RAW DATA below:
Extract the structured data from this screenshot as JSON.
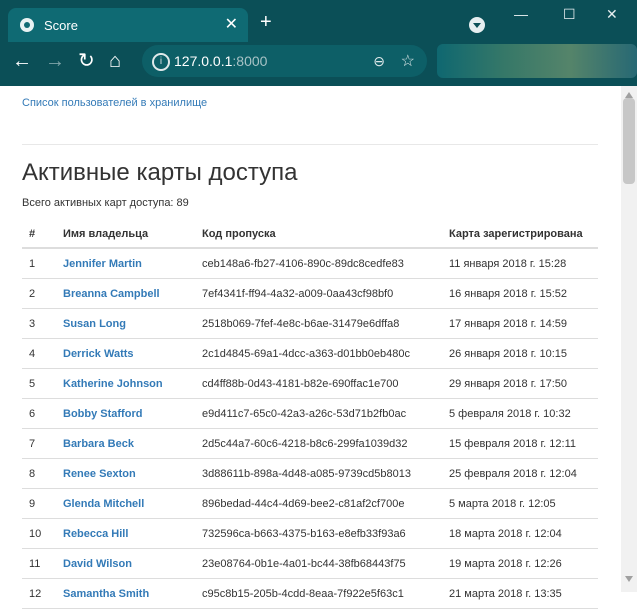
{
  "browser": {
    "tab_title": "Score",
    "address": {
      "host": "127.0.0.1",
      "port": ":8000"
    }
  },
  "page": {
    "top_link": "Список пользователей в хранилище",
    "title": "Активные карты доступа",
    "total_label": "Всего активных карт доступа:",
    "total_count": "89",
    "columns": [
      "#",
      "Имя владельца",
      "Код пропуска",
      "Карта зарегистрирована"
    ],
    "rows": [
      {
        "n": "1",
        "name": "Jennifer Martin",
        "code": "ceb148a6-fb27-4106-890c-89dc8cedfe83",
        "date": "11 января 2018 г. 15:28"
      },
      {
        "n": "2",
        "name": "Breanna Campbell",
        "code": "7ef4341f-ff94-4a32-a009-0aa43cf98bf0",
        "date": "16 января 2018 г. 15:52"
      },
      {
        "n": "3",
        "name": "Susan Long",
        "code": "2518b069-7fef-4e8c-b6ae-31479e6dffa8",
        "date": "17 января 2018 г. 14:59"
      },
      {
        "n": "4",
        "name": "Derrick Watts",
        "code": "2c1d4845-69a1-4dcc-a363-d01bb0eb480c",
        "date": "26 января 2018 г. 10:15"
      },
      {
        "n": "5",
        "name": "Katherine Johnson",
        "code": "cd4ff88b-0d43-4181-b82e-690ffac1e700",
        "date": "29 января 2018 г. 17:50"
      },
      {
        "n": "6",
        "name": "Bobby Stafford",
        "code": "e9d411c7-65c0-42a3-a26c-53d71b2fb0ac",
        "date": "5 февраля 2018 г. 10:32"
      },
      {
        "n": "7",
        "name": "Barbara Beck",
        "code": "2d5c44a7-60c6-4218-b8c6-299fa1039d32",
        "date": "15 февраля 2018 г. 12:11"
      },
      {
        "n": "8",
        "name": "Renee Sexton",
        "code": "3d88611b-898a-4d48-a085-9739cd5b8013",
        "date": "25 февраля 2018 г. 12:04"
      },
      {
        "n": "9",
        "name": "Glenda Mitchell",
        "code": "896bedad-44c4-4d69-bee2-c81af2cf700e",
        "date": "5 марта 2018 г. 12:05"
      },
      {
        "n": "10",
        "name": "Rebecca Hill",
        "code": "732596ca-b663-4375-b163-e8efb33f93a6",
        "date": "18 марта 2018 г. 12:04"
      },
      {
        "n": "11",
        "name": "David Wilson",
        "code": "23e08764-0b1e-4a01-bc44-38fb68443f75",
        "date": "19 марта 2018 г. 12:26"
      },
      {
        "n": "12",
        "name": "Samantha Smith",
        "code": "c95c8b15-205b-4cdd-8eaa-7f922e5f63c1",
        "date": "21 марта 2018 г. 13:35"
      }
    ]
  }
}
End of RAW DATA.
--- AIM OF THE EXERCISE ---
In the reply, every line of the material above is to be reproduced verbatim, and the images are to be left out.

--- OUTPUT BELOW ---
Extract the structured data from this screenshot as JSON.
{
  "browser": {
    "tab_title": "Score",
    "address": {
      "host": "127.0.0.1",
      "port": ":8000"
    }
  },
  "page": {
    "top_link": "Список пользователей в хранилище",
    "title": "Активные карты доступа",
    "total_label": "Всего активных карт доступа:",
    "total_count": "89",
    "columns": [
      "#",
      "Имя владельца",
      "Код пропуска",
      "Карта зарегистрирована"
    ],
    "rows": [
      {
        "n": "1",
        "name": "Jennifer Martin",
        "code": "ceb148a6-fb27-4106-890c-89dc8cedfe83",
        "date": "11 января 2018 г. 15:28"
      },
      {
        "n": "2",
        "name": "Breanna Campbell",
        "code": "7ef4341f-ff94-4a32-a009-0aa43cf98bf0",
        "date": "16 января 2018 г. 15:52"
      },
      {
        "n": "3",
        "name": "Susan Long",
        "code": "2518b069-7fef-4e8c-b6ae-31479e6dffa8",
        "date": "17 января 2018 г. 14:59"
      },
      {
        "n": "4",
        "name": "Derrick Watts",
        "code": "2c1d4845-69a1-4dcc-a363-d01bb0eb480c",
        "date": "26 января 2018 г. 10:15"
      },
      {
        "n": "5",
        "name": "Katherine Johnson",
        "code": "cd4ff88b-0d43-4181-b82e-690ffac1e700",
        "date": "29 января 2018 г. 17:50"
      },
      {
        "n": "6",
        "name": "Bobby Stafford",
        "code": "e9d411c7-65c0-42a3-a26c-53d71b2fb0ac",
        "date": "5 февраля 2018 г. 10:32"
      },
      {
        "n": "7",
        "name": "Barbara Beck",
        "code": "2d5c44a7-60c6-4218-b8c6-299fa1039d32",
        "date": "15 февраля 2018 г. 12:11"
      },
      {
        "n": "8",
        "name": "Renee Sexton",
        "code": "3d88611b-898a-4d48-a085-9739cd5b8013",
        "date": "25 февраля 2018 г. 12:04"
      },
      {
        "n": "9",
        "name": "Glenda Mitchell",
        "code": "896bedad-44c4-4d69-bee2-c81af2cf700e",
        "date": "5 марта 2018 г. 12:05"
      },
      {
        "n": "10",
        "name": "Rebecca Hill",
        "code": "732596ca-b663-4375-b163-e8efb33f93a6",
        "date": "18 марта 2018 г. 12:04"
      },
      {
        "n": "11",
        "name": "David Wilson",
        "code": "23e08764-0b1e-4a01-bc44-38fb68443f75",
        "date": "19 марта 2018 г. 12:26"
      },
      {
        "n": "12",
        "name": "Samantha Smith",
        "code": "c95c8b15-205b-4cdd-8eaa-7f922e5f63c1",
        "date": "21 марта 2018 г. 13:35"
      }
    ]
  }
}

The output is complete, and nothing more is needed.